MacFixIt Answers is a feature in which we answer questions e-mailed from our readers. This week we have questions on opening files directly leading to the launched application being treated like it's being opened for the first time, how to consolidate hierarchies of files of the same type into one folder, and the difference between iChat and FaceTime. We continually answer e-mail questions, and while we present a few here, we certainly welcome alternative approaches and views from readers and encourage you to post your suggestions in the comments.
Question: Opening files directly causes first-time application launch warning
MacFixIt reader "John" asks:

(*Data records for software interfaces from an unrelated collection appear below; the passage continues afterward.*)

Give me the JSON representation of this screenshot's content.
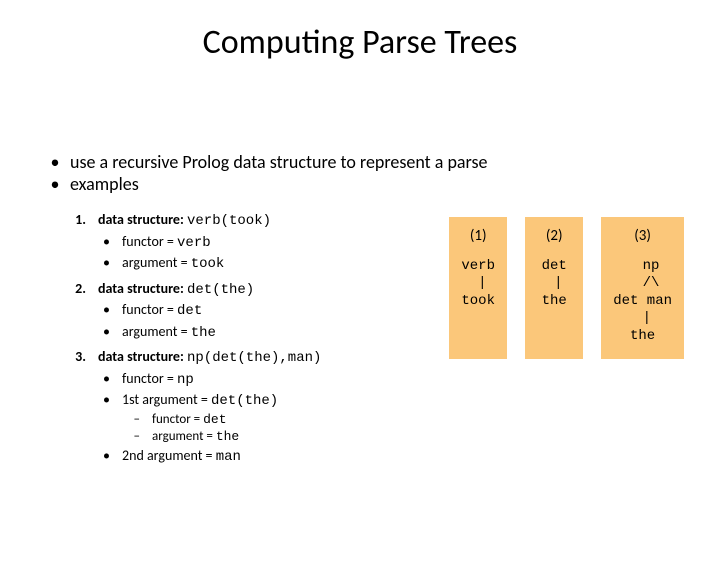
{
  "title": "Computing Parse Trees",
  "top_bullets": [
    "use a recursive Prolog data structure to represent a parse",
    "examples"
  ],
  "items": [
    {
      "num": "1.",
      "label": "data structure:",
      "code": "verb(took)",
      "subs": [
        {
          "label": "functor =",
          "code": "verb"
        },
        {
          "label": "argument =",
          "code": "took"
        }
      ]
    },
    {
      "num": "2.",
      "label": "data structure:",
      "code": "det(the)",
      "subs": [
        {
          "label": "functor =",
          "code": "det"
        },
        {
          "label": "argument =",
          "code": "the"
        }
      ]
    },
    {
      "num": "3.",
      "label": "data structure:",
      "code": "np(det(the),man)",
      "subs": [
        {
          "label": "functor =",
          "code": "np"
        },
        {
          "label": "1st argument =",
          "code": "det(the)",
          "subs2": [
            {
              "label": "functor =",
              "code": "det"
            },
            {
              "label": "argument =",
              "code": "the"
            }
          ]
        },
        {
          "label": "2nd argument =",
          "code": "man"
        }
      ]
    }
  ],
  "boxes": [
    {
      "head": "(1)",
      "body": "verb\n |\ntook"
    },
    {
      "head": "(2)",
      "body": "det\n |\nthe"
    },
    {
      "head": "(3)",
      "body": "  np\n  /\\\ndet man\n |\nthe"
    }
  ]
}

I'm running OS 10.6.4 on a MacBook Pro. Periodically, when I open a file I get a message saying that I'm opening the application connected with that file for the first time, when I have actually opened it multiple times previously. Please take a look at the attached screen shot of such a message involving Word. This is in spite of the fact that I continuously use Word and have opened it many times previously. This is not a serious problem, just an annoyance, because I can get on with my business just by clicking "Open".
This sounds like you need to rebuild your launch services database, which holds the file/application pairing information as well as the first-launch information about applications. You can do this with a number of maintenance utilities, but you can also do it manually by running the following command in the Terminal (its long, so copy and paste it in full--all three lines):
t/lsregister -kill -seed -rfv -all user, system, local
In addition to rebuilding the launch services, try using maintenance utilities to repair permissions on the boot drive, and then clear all system and user caches. Also try locating and removing the launch services cache manually, which should be the following files:
With the caches cleared and removed, try relaunching the programs.
Question: Consolidating files of the same type
MacFixIt reader Saul asks:
I have many songs in many folders. Is there an easy way to separate 1,500 songs located in 150 folders from their folders and have them together only the songs, in one folder?
You absolutely can do this. Assuming the files are all known music formats (AAC, MP3, WAVE, etc.) and that they are all in subfolders of one parent folder then follow these steps:
- Open the parent folder in the Finder
- Enter a period character "." in the search field at the top right
- In the search filter bar that appears, select the name of the parent folder (it should be next to "This Mac")
- Also change the search to "File Name" instead of "Contents"
- Click the "plus" button at the right of the filter bar to add a new filter
- In the new filter, ensure it is searching for "Kind" (this is the default)
- Change the kind from "All" to "Music," and ensure the next menu that appears is set to "All"
This should perform a smart search that shows you all the files in the parent folder that are music files, and that have a period in their names (most files do). To include all files, even those that may not have a period in their names, just remove the period from the search field and the results should update to include all music files.
At this point you can press Command-A to select all the files, and then drag them into a single folder to consolidate them all in the same place. If you make a mistake and drag them to the wrong area, you can use Command-Z immediately after the move to undo that action and put them all back where they came from.
Question: FaceTime vs iChat video chatting
MacFixIt reader "Ricardo" asks:
What is the difference between iChat and FaceTime?
The difference is perhaps in what Apple is trying to accomplish with the software. FaceTime is basically the next version of iChat's video chat options--an evolution, if you will, and not some revolution in technology. Being new, Apple is trying it out as a public beta, but we should see it make its way into iChat and other programs sooner or later. Perhaps iChat's features will be put into FaceTime and be blended into a new product that strays away from the classic chat technologies, but that's just speculation on my part. Overall, the technology is the same idea around videoconferencing and Apple is clearly trying a different approach to it. Only time will tell what that ultimately turns out to be.